* [EXERCISE DIRECTIONS]
Exactly as they appear, set down all of the records.

* [INFORMATION PROVIDED]
━━━━━━━━

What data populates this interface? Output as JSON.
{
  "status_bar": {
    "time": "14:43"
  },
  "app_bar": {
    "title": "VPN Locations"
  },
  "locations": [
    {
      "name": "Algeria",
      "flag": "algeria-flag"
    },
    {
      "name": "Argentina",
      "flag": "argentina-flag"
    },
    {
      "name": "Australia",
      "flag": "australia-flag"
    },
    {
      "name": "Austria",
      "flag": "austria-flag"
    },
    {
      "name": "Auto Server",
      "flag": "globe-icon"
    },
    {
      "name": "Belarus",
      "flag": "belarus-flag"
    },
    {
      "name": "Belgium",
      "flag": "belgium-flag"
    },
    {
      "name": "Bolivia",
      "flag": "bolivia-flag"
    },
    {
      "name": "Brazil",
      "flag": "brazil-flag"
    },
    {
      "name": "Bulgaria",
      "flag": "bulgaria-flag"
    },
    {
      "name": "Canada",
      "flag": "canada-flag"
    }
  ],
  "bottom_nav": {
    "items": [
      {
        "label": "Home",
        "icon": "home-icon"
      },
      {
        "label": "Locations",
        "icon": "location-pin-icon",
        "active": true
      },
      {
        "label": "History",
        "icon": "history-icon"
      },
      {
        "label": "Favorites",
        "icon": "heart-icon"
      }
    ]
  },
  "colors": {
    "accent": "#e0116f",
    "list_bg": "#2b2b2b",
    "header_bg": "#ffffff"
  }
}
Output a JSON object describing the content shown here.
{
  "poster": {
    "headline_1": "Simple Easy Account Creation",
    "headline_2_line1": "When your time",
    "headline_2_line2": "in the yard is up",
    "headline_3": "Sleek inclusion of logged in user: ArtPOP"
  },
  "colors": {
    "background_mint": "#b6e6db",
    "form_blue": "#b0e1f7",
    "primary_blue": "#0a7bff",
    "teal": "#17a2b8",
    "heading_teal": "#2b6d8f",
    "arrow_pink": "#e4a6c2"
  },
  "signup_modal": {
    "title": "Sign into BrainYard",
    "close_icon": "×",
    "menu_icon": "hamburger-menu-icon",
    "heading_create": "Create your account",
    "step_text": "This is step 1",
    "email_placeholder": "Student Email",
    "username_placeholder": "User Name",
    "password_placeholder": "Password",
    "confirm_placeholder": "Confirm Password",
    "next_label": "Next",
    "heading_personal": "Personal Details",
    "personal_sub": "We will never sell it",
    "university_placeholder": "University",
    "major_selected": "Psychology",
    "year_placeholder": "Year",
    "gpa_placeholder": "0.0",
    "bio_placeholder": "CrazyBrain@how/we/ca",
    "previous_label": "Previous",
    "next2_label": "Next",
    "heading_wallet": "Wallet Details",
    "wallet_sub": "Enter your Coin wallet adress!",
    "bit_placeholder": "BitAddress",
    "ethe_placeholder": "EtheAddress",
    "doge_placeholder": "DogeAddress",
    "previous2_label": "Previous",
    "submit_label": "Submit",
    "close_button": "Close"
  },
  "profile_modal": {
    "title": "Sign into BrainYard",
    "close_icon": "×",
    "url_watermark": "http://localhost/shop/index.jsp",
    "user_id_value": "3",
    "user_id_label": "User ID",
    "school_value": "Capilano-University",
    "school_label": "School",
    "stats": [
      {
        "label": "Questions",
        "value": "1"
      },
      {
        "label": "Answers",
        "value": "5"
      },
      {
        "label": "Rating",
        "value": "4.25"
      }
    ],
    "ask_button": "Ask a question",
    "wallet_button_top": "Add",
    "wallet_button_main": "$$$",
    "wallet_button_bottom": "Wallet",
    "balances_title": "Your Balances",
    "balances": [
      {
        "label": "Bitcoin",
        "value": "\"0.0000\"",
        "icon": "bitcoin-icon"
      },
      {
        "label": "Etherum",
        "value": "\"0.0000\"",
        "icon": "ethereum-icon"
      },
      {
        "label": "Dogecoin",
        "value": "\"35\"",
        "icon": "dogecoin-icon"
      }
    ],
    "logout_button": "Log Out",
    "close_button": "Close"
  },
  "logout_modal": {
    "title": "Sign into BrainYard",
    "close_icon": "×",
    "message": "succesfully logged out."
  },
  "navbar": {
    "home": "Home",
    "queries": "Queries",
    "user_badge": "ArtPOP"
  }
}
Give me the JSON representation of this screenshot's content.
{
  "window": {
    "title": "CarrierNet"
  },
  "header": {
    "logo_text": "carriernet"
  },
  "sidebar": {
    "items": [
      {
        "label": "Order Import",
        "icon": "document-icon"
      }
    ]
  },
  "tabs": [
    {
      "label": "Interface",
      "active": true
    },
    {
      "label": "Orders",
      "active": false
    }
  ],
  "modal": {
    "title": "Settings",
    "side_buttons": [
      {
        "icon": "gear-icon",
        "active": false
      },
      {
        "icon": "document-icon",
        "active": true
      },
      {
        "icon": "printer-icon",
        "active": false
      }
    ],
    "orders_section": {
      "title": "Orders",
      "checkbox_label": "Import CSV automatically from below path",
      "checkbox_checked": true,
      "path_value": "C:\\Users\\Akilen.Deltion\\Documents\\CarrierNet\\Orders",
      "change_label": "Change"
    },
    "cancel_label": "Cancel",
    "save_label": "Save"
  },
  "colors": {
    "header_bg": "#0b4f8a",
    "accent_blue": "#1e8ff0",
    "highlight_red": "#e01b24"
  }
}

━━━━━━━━

* [REPLY]
What data populates this interface? Output as JSON.
{
  "status_bar": {
    "time": "14:43"
  },
  "app_bar": {
    "title": "VPN Locations"
  },
  "locations": [
    {
      "name": "Algeria",
      "flag": "algeria-flag"
    },
    {
      "name": "Argentina",
      "flag": "argentina-flag"
    },
    {
      "name": "Australia",
      "flag": "australia-flag"
    },
    {
      "name": "Austria",
      "flag": "austria-flag"
    },
    {
      "name": "Auto Server",
      "flag": "globe-icon"
    },
    {
      "name": "Belarus",
      "flag": "belarus-flag"
    },
    {
      "name": "Belgium",
      "flag": "belgium-flag"
    },
    {
      "name": "Bolivia",
      "flag": "bolivia-flag"
    },
    {
      "name": "Brazil",
      "flag": "brazil-flag"
    },
    {
      "name": "Bulgaria",
      "flag": "bulgaria-flag"
    },
    {
      "name": "Canada",
      "flag": "canada-flag"
    }
  ],
  "bottom_nav": {
    "items": [
      {
        "label": "Home",
        "icon": "home-icon"
      },
      {
        "label": "Locations",
        "icon": "location-pin-icon",
        "active": true
      },
      {
        "label": "History",
        "icon": "history-icon"
      },
      {
        "label": "Favorites",
        "icon": "heart-icon"
      }
    ]
  },
  "colors": {
    "accent": "#e0116f",
    "list_bg": "#2b2b2b",
    "header_bg": "#ffffff"
  }
}
Output a JSON object describing the content shown here.
{
  "poster": {
    "headline_1": "Simple Easy Account Creation",
    "headline_2_line1": "When your time",
    "headline_2_line2": "in the yard is up",
    "headline_3": "Sleek inclusion of logged in user: ArtPOP"
  },
  "colors": {
    "background_mint": "#b6e6db",
    "form_blue": "#b0e1f7",
    "primary_blue": "#0a7bff",
    "teal": "#17a2b8",
    "heading_teal": "#2b6d8f",
    "arrow_pink": "#e4a6c2"
  },
  "signup_modal": {
    "title": "Sign into BrainYard",
    "close_icon": "×",
    "menu_icon": "hamburger-menu-icon",
    "heading_create": "Create your account",
    "step_text": "This is step 1",
    "email_placeholder": "Student Email",
    "username_placeholder": "User Name",
    "password_placeholder": "Password",
    "confirm_placeholder": "Confirm Password",
    "next_label": "Next",
    "heading_personal": "Personal Details",
    "personal_sub": "We will never sell it",
    "university_placeholder": "University",
    "major_selected": "Psychology",
    "year_placeholder": "Year",
    "gpa_placeholder": "0.0",
    "bio_placeholder": "CrazyBrain@how/we/ca",
    "previous_label": "Previous",
    "next2_label": "Next",
    "heading_wallet": "Wallet Details",
    "wallet_sub": "Enter your Coin wallet adress!",
    "bit_placeholder": "BitAddress",
    "ethe_placeholder": "EtheAddress",
    "doge_placeholder": "DogeAddress",
    "previous2_label": "Previous",
    "submit_label": "Submit",
    "close_button": "Close"
  },
  "profile_modal": {
    "title": "Sign into BrainYard",
    "close_icon": "×",
    "url_watermark": "http://localhost/shop/index.jsp",
    "user_id_value": "3",
    "user_id_label": "User ID",
    "school_value": "Capilano-University",
    "school_label": "School",
    "stats": [
      {
        "label": "Questions",
        "value": "1"
      },
      {
        "label": "Answers",
        "value": "5"
      },
      {
        "label": "Rating",
        "value": "4.25"
      }
    ],
    "ask_button": "Ask a question",
    "wallet_button_top": "Add",
    "wallet_button_main": "$$$",
    "wallet_button_bottom": "Wallet",
    "balances_title": "Your Balances",
    "balances": [
      {
        "label": "Bitcoin",
        "value": "\"0.0000\"",
        "icon": "bitcoin-icon"
      },
      {
        "label": "Etherum",
        "value": "\"0.0000\"",
        "icon": "ethereum-icon"
      },
      {
        "label": "Dogecoin",
        "value": "\"35\"",
        "icon": "dogecoin-icon"
      }
    ],
    "logout_button": "Log Out",
    "close_button": "Close"
  },
  "logout_modal": {
    "title": "Sign into BrainYard",
    "close_icon": "×",
    "message": "succesfully logged out."
  },
  "navbar": {
    "home": "Home",
    "queries": "Queries",
    "user_badge": "ArtPOP"
  }
}
Give me the JSON representation of this screenshot's content.
{
  "window": {
    "title": "CarrierNet"
  },
  "header": {
    "logo_text": "carriernet"
  },
  "sidebar": {
    "items": [
      {
        "label": "Order Import",
        "icon": "document-icon"
      }
    ]
  },
  "tabs": [
    {
      "label": "Interface",
      "active": true
    },
    {
      "label": "Orders",
      "active": false
    }
  ],
  "modal": {
    "title": "Settings",
    "side_buttons": [
      {
        "icon": "gear-icon",
        "active": false
      },
      {
        "icon": "document-icon",
        "active": true
      },
      {
        "icon": "printer-icon",
        "active": false
      }
    ],
    "orders_section": {
      "title": "Orders",
      "checkbox_label": "Import CSV automatically from below path",
      "checkbox_checked": true,
      "path_value": "C:\\Users\\Akilen.Deltion\\Documents\\CarrierNet\\Orders",
      "change_label": "Change"
    },
    "cancel_label": "Cancel",
    "save_label": "Save"
  },
  "colors": {
    "header_bg": "#0b4f8a",
    "accent_blue": "#1e8ff0",
    "highlight_red": "#e01b24"
  }
}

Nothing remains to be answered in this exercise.